organization
publishing date
type
Contribution to journal
publication status
published
subject
in
American Journal of Hypertension
volume
32
issue
4
pages
331 - 334
publisher
Elsevier
external identifiers
  • pmid:30475953
  • scopus:85062985965
ISSN
1941-7225
DOI
10.1093/ajh/hpy176
language
English
LU publication?
yes
id
d0854717-5d68-48a0-9ca4-52b58271a8b7
date added to LUP
2018-12-03 21:33:38
date last changed
2020-01-13 01:14:41
@article{d0854717-5d68-48a0-9ca4-52b58271a8b7,
  abstract     = {<p>BACKGROUND: Women with a history of hypertensive disorders of pregnancy (HDP) are at increased risk of hypertension, cardiovascular disease, and type 2 diabetes.
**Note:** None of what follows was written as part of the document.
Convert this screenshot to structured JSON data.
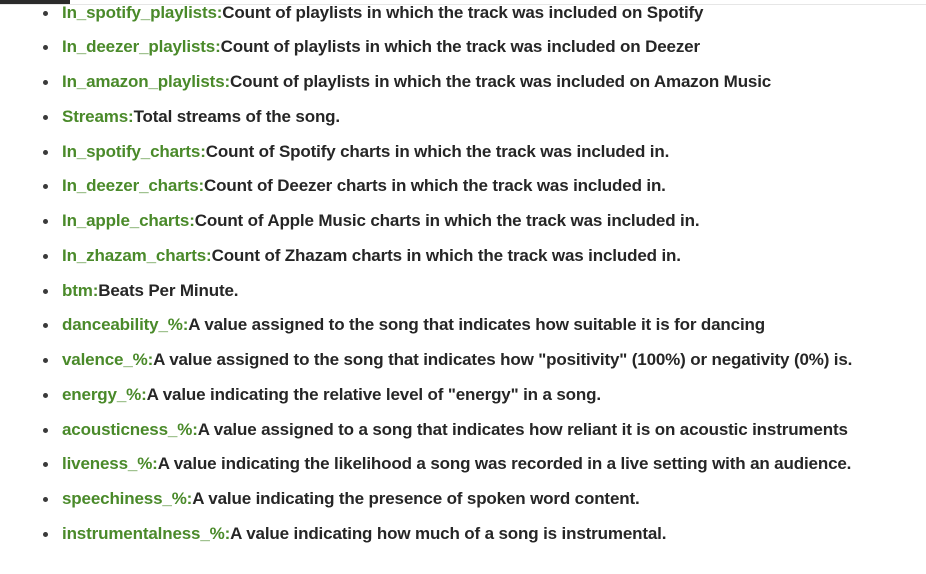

Offspring from pregnancies complicated by HDP also have worse cardiometabolic status in childhood and young adulthood, but the offspring risk of clinical hypertension in adulthood is largely unknown.</p><p>METHODS: We studied 13,893 first-born adult offspring (49.4% female) who attended a structured population-based primary care visit (The Västerbotten Health Survey) at age 40 years in Sweden between 1994 and 2013. Data on maternal HDP were collected from a population-based birth register. We investigated the association between maternal HDP and the risk of adult offspring hypertension and worse cardiometabolic risk factor status utilizing multivariable log binomial and linear regression models. We also conducted a sibling comparison, which inherently accounted for familial factors shared by siblings (N=135).</p><p>RESULTS: Offspring participants of women with HDP (N=383, 2.8%) had increased relative risk of hypertension (1.67, 95% confidence interval: 1.38, 2.01) and also higher mean body mass index, systolic blood pressure, diastolic blood pressure, and worse 2h 75g oral glucose tolerance test result at age 40 years. No difference was observed for serum cholesterol. Point estimates for the cardiometabolic risk factors were attenuated in the sibling analyses.</p><p>CONCLUSION: Offspring born to mothers with a history of HDP are on an adverse cardiometabolic trajectory, and should be considered as concomitant targets for primordial prevention of hypertension in the maternal post-pregnancy period.</p>},
  author       = {Kurbasic, Azra and Fraser, Abigail and Mogren, Ingrid and Hallmans, Göran and Franks, Paul W and Rich-Edwards, Janet W and Timpka, Simon},
  issn         = {1941-7225},
  language     = {eng},
  number       = {4},
  pages        = {331--334},
  publisher    = {Elsevier},
  series       = {American Journal of Hypertension},
  title        = {Maternal hypertensive disorders of pregnancy and offspring risk of hypertension : a population-based cohort and sibling study},
  url          = {http://dx.doi.org/10.1093/ajh/hpy176},
  doi          = {10.1093/ajh/hpy176},
  volume       = {32},
  year         = {2019},
}